While the final outcome of Tuesday's Wisconsin Supreme Court race likely won't be known until after a recount, one result is already in: Wisconsin Gov. Scott Walker (R) and his allies suffered a political loss.
Before the drawn-out controversy over Walker's collective bargaining reforms, Wisconsin Supreme Court Justice David Prosser seemed poised to cruise to reelection. Prosser won 55 percent of the vote in the February 15 primary, while Assistant Attorney General JoAnne Kloppenburg finished with just 25 percent.
Less than two months later, Prosser finds himself trailing Kloppenburg by a few hundred votes, albeit with a few thousand absentee ballots left to count.
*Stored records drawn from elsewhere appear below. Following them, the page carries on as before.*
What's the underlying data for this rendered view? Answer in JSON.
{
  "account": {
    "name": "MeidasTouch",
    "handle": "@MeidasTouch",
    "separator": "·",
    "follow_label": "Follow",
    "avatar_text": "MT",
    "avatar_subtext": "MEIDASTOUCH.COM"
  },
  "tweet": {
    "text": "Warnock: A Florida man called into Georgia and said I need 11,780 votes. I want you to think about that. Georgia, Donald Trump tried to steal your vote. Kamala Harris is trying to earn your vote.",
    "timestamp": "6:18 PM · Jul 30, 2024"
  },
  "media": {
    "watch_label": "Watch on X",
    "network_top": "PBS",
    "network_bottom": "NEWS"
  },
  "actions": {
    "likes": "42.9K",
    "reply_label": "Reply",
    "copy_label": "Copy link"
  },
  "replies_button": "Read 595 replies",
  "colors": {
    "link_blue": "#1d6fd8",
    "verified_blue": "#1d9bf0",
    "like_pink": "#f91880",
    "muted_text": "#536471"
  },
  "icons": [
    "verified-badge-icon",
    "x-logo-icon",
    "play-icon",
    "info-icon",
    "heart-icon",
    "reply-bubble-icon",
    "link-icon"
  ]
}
Walker's effort to pare back collective bargaining rights aroused voter discontent over recent months in a state that saw Republicans capture statewide electoral victories in both the gubernatorial and U.S. Senate races last November.
Emboldened by the demonstrations and public outcry against Walker, labor unions and liberal interest groups poured money into the Kloppenburg's campaign and mobilized the state's left-leaning voters. Wisconsinites headed to the polls Tuesday at a previously unheard of clip for an off-year April election: an overall voter turnout rate of around 33 percent.
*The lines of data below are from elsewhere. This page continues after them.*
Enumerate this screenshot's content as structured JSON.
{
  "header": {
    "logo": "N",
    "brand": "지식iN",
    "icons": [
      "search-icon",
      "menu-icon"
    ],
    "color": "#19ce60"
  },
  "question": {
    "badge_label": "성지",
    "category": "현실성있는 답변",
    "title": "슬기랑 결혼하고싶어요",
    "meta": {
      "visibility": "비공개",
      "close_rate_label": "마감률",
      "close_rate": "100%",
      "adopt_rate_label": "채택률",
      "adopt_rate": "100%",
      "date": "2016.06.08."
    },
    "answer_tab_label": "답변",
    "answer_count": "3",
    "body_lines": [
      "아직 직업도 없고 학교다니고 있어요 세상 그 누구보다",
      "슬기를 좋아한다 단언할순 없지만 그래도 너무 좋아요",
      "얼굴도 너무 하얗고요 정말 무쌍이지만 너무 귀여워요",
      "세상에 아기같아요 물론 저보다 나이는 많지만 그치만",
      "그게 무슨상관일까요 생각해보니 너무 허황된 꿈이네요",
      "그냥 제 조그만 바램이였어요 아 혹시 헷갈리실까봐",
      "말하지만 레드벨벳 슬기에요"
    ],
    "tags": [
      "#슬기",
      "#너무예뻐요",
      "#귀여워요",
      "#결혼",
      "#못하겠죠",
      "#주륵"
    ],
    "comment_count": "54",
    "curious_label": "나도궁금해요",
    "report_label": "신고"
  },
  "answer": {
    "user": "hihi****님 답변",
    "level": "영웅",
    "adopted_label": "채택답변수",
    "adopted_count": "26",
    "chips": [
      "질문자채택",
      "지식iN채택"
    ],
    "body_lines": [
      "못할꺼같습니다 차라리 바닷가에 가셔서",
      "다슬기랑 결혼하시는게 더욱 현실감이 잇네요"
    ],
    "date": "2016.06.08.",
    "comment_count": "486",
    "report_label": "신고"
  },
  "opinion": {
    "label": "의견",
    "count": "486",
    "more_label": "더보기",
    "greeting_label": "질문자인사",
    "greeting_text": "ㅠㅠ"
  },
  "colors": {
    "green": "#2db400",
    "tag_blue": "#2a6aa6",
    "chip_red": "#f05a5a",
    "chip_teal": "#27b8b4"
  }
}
If Kloppenburg's narrow margin holds up through the potential recount, it will be just the fifth time a Wisconsin Supreme Court justice has been unseated since the court's establishment in 1852.
Prosser could still survive a recount and preserve the high court's previous balance. But any electoral momentum Wisconsin Republicans held after last fall's results seems to have evaporated.